But I've never put pen to paper, so to speak, about how I've been feeling lately about a life full of experiences. So, now I am.
The Genesis of The Experience Collection Project
Sometime in 2009, I read that researchers had discovered what the wisest among us already knew, that experiences are far more valuable than possessions. That it truly is more extraordinary to smell a rose than to hurry by it on your way to purchase 'things'. 'Things' have a way of filling our lives. New toys, new furniture, new clothes, new shoes...these researchers found that they give us an instantaneous high which quickly dissipates and then we are left trying to fill the void that is left by the high, and so we buy more.
We consume to fill up something -- some void left in our lives. If we aren't really being present and paying attention to what's missing, we fill the void with that which we don't really need, and if we're being truly honest at our core, probably don't want.
As we grow older, and our peers buy more, we often try and keep up. They buy big houses, we buy big houses. They buy furniture to fill those big houses and we follow suit. We get bigger tvs, bigger cars, and we buy "big lives"...but eventually we get old and we have to sell it, or donate it, or, God forbid, leave it for our kids to deal with.
Think about all the 'stuff' you have...
...and now think of your favorite/funniest/craziest memories.
Like when you and your best friend did the walk of shame home from a night of drunken debauchery.
Or your that moment you had *that* kiss...when everything tingled around you. Maybe it was 2 am, and you were sitting on a wall outside a bar. You could smell the jasmine. You were a little bit intoxicated...
Or sitting on hot sand, digging your toes in until you reach the cool wet part, and your eyes were closed, and you could hear the seagulls over the waves washing up almost reaching your towel.
What about meeting your baby for the first time? Or seeing Mt. Kilamanjaro? Or running through the Brandenburg gate on Christmas Eve?
None of those memories involved going to a store and buying something (other than booze, which is the ultimate experience-maker -- can I hear an "Amen Sister Sarah!!").

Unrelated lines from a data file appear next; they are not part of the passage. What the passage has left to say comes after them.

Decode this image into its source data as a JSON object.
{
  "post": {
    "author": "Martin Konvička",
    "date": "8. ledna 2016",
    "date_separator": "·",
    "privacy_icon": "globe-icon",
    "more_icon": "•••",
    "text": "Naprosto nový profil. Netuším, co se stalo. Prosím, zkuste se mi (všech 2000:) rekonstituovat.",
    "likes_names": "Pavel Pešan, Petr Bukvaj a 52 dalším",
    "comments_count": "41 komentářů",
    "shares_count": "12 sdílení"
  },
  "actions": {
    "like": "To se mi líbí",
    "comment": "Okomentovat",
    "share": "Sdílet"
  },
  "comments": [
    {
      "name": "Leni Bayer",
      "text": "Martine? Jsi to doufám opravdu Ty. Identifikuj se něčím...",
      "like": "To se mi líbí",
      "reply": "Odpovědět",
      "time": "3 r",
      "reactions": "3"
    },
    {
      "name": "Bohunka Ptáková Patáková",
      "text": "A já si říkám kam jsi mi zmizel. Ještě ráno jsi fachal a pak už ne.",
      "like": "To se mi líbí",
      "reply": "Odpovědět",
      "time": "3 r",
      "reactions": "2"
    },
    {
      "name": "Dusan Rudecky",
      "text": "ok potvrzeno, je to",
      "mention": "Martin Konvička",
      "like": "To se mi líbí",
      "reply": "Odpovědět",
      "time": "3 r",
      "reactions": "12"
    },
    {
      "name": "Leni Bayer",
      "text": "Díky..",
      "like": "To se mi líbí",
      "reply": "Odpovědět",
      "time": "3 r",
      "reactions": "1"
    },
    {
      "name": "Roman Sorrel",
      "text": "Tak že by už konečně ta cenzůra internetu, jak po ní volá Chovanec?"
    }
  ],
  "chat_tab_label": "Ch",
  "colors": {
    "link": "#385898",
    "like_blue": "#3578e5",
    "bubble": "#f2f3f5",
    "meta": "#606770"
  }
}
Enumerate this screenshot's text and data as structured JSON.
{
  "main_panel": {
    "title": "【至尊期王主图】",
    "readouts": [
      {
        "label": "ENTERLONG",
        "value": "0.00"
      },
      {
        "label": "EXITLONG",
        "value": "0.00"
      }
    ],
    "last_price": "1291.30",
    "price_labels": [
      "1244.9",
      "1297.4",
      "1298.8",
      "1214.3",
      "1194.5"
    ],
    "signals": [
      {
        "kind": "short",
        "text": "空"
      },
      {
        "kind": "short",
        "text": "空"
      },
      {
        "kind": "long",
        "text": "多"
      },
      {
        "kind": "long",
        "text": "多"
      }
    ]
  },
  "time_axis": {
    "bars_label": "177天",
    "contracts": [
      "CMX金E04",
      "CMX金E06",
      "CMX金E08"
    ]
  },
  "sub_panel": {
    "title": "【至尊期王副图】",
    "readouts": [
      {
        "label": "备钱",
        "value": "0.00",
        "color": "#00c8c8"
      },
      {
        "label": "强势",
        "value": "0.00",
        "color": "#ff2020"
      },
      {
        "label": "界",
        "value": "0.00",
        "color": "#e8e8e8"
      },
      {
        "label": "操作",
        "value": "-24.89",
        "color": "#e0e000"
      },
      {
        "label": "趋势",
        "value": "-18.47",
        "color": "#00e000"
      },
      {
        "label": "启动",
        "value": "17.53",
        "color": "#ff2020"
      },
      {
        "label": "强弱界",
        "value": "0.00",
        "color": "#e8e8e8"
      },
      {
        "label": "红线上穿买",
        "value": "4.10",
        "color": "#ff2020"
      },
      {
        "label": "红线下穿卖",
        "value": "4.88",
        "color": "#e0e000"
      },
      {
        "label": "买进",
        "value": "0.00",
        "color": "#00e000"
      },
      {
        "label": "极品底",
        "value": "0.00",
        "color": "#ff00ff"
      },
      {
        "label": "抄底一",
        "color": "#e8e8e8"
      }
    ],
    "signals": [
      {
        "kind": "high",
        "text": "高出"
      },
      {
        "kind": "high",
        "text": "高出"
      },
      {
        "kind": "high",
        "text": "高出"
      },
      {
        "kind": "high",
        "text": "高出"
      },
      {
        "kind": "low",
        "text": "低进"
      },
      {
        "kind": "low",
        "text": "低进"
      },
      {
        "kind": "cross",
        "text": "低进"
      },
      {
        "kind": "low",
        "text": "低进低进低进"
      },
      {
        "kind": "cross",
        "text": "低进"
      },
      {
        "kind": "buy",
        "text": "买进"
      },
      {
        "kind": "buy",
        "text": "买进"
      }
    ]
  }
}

I've been fortunate enough to have a lot of family around who has lived well into their nineties and beyond. Rarely have I heard them talk about their possessions -- other than to tell the story around something, like a piece of art found on the back streets of Portugal after jumping in a cab and yelling out the only Portuguese word they knew. Or a rug bought after a camel ride in the deserts around Tehran. These possessions are mementos of experiences rather than the Crate and Barrel catalog page 6 ottoman. (Note: I'm not saying we don't need couches to sit on, dining rooms to eat in, I'm talking about the excess and extravagance of which we're all guilty...)
I'm 35 now, and I confess, younger people than me have figured this out. I've only been on this train for a couple of years -- and I'm just now truly 'getting it'. You'd think I might have caught on sooner, given how many of my friends have 'evolved' to this way of thinking...but I've always been a bit of a late bloomer (and, if I'm honest, a procrastinator as well).
Now, Back to the blog...
So, here's how this goes. This blog is three things.
1) It's a place for me to collect my own experiences: good, bad, apathetic. For me to remind myself that experiences are what matter -- because the human experience is why we're here. Sometimes I get caught up in the frenzy of 'stuff' and I want this blog to remind me that it's just not about that. Right now it's the holiday season, and the temptation is, of course, to buy buy buy. This year, instead, my husband (henceforth known as the The Canadian) and I took a trip: Brussels, Berlin, Warsaw, Prague, Bratislava, and Vienna. This trip had been on our minds for awhile and what better way to experience the holidays than to see how other countries celebrate the season. Sure, we could buy a lot of gifts, but in retrospect, there are very few gifts I actually *really* remember getting for Christmas. But likely, I'll never forget the trip we took at Christmas in 2011.
2) It's a place for your experiences. I love hearing other people's stories. I really do. Sometimes, just before I fall asleep I ask the Canadian to tell me a story. I guess I've always loved other people's experiences even when I was a kid, always begging for people to tell me stories. It's why I obsessively read books and blogs. So, when you comment on posts, I'll use your comments in some of my posts. If you tell me a good story, I'll share it. I want to read your stories, your experiences. This is the Experience Collection Project, and it doesn't just mean my own. And of course, there will be guest bloggers...(lots of them. Stay tuned.)
3) It's a place for finding other experience collections. There are a lot of blogs, news pieces, etc, about other people's experiences and when I find them, I'll share them. Maybe this blog doesn't do it for you but you find another one that does. I love that. If this blog is the conduit to you finding inspiring experiences then all the better.
So that's the long explanation. The short one is, Carpe Diem, bitches!!!
Today, taking the path less traveled,